*** Data provided Section Begins ***
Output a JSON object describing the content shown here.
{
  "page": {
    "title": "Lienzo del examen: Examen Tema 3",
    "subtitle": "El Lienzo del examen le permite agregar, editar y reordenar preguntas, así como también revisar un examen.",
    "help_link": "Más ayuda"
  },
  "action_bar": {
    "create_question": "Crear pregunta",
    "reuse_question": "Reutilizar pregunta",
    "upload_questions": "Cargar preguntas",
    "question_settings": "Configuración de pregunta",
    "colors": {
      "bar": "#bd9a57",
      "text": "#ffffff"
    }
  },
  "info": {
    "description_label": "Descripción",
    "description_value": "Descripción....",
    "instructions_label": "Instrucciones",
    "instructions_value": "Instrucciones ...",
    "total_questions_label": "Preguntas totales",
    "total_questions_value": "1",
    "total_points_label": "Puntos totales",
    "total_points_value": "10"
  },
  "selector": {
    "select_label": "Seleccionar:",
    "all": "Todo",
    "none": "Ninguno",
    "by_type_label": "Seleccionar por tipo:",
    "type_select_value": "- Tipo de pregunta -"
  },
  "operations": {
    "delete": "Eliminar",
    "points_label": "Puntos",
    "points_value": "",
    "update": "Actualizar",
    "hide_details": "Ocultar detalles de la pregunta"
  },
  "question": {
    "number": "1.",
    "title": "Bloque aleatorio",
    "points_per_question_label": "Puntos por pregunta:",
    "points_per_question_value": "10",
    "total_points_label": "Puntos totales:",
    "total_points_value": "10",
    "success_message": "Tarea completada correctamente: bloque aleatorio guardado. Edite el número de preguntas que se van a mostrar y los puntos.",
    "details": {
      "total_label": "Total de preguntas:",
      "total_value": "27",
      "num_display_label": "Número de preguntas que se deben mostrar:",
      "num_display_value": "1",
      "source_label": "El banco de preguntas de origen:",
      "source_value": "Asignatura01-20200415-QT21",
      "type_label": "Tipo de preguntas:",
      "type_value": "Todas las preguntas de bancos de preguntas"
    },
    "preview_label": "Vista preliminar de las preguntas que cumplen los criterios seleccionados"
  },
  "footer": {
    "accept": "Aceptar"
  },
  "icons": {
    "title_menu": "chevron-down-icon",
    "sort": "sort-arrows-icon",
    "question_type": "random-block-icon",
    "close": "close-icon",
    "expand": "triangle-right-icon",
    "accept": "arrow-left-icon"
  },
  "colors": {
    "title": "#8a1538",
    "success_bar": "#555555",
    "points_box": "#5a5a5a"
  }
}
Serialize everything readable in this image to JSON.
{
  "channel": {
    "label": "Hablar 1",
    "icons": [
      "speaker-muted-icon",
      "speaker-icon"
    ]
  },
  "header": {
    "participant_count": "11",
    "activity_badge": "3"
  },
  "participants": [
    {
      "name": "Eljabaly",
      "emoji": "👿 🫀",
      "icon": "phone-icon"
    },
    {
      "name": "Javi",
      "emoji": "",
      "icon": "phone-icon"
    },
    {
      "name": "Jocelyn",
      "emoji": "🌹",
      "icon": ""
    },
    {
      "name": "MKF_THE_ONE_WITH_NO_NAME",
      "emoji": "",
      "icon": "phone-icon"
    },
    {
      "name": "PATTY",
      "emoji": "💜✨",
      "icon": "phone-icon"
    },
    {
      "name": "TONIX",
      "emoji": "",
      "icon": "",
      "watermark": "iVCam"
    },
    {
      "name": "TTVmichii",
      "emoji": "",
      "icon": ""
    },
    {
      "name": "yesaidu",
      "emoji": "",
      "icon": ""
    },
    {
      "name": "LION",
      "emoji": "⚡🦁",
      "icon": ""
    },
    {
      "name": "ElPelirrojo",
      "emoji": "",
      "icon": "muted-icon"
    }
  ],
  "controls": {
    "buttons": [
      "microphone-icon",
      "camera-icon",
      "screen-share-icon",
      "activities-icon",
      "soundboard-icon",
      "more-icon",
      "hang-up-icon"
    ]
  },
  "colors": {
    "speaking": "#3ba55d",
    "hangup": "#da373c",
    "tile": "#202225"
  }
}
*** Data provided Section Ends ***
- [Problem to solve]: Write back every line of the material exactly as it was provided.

- [Solution for this problem]:
Output a JSON object describing the content shown here.
{
  "page": {
    "title": "Lienzo del examen: Examen Tema 3",
    "subtitle": "El Lienzo del examen le permite agregar, editar y reordenar preguntas, así como también revisar un examen.",
    "help_link": "Más ayuda"
  },
  "action_bar": {
    "create_question": "Crear pregunta",
    "reuse_question": "Reutilizar pregunta",
    "upload_questions": "Cargar preguntas",
    "question_settings": "Configuración de pregunta",
    "colors": {
      "bar": "#bd9a57",
      "text": "#ffffff"
    }
  },
  "info": {
    "description_label": "Descripción",
    "description_value": "Descripción....",
    "instructions_label": "Instrucciones",
    "instructions_value": "Instrucciones ...",
    "total_questions_label": "Preguntas totales",
    "total_questions_value": "1",
    "total_points_label": "Puntos totales",
    "total_points_value": "10"
  },
  "selector": {
    "select_label": "Seleccionar:",
    "all": "Todo",
    "none": "Ninguno",
    "by_type_label": "Seleccionar por tipo:",
    "type_select_value": "- Tipo de pregunta -"
  },
  "operations": {
    "delete": "Eliminar",
    "points_label": "Puntos",
    "points_value": "",
    "update": "Actualizar",
    "hide_details": "Ocultar detalles de la pregunta"
  },
  "question": {
    "number": "1.",
    "title": "Bloque aleatorio",
    "points_per_question_label": "Puntos por pregunta:",
    "points_per_question_value": "10",
    "total_points_label": "Puntos totales:",
    "total_points_value": "10",
    "success_message": "Tarea completada correctamente: bloque aleatorio guardado. Edite el número de preguntas que se van a mostrar y los puntos.",
    "details": {
      "total_label": "Total de preguntas:",
      "total_value": "27",
      "num_display_label": "Número de preguntas que se deben mostrar:",
      "num_display_value": "1",
      "source_label": "El banco de preguntas de origen:",
      "source_value": "Asignatura01-20200415-QT21",
      "type_label": "Tipo de preguntas:",
      "type_value": "Todas las preguntas de bancos de preguntas"
    },
    "preview_label": "Vista preliminar de las preguntas que cumplen los criterios seleccionados"
  },
  "footer": {
    "accept": "Aceptar"
  },
  "icons": {
    "title_menu": "chevron-down-icon",
    "sort": "sort-arrows-icon",
    "question_type": "random-block-icon",
    "close": "close-icon",
    "expand": "triangle-right-icon",
    "accept": "arrow-left-icon"
  },
  "colors": {
    "title": "#8a1538",
    "success_bar": "#555555",
    "points_box": "#5a5a5a"
  }
}
Serialize everything readable in this image to JSON.
{
  "channel": {
    "label": "Hablar 1",
    "icons": [
      "speaker-muted-icon",
      "speaker-icon"
    ]
  },
  "header": {
    "participant_count": "11",
    "activity_badge": "3"
  },
  "participants": [
    {
      "name": "Eljabaly",
      "emoji": "👿 🫀",
      "icon": "phone-icon"
    },
    {
      "name": "Javi",
      "emoji": "",
      "icon": "phone-icon"
    },
    {
      "name": "Jocelyn",
      "emoji": "🌹",
      "icon": ""
    },
    {
      "name": "MKF_THE_ONE_WITH_NO_NAME",
      "emoji": "",
      "icon": "phone-icon"
    },
    {
      "name": "PATTY",
      "emoji": "💜✨",
      "icon": "phone-icon"
    },
    {
      "name": "TONIX",
      "emoji": "",
      "icon": "",
      "watermark": "iVCam"
    },
    {
      "name": "TTVmichii",
      "emoji": "",
      "icon": ""
    },
    {
      "name": "yesaidu",
      "emoji": "",
      "icon": ""
    },
    {
      "name": "LION",
      "emoji": "⚡🦁",
      "icon": ""
    },
    {
      "name": "ElPelirrojo",
      "emoji": "",
      "icon": "muted-icon"
    }
  ],
  "controls": {
    "buttons": [
      "microphone-icon",
      "camera-icon",
      "screen-share-icon",
      "activities-icon",
      "soundboard-icon",
      "more-icon",
      "hang-up-icon"
    ]
  },
  "colors": {
    "speaking": "#3ba55d",
    "hangup": "#da373c",
    "tile": "#202225"
  }
}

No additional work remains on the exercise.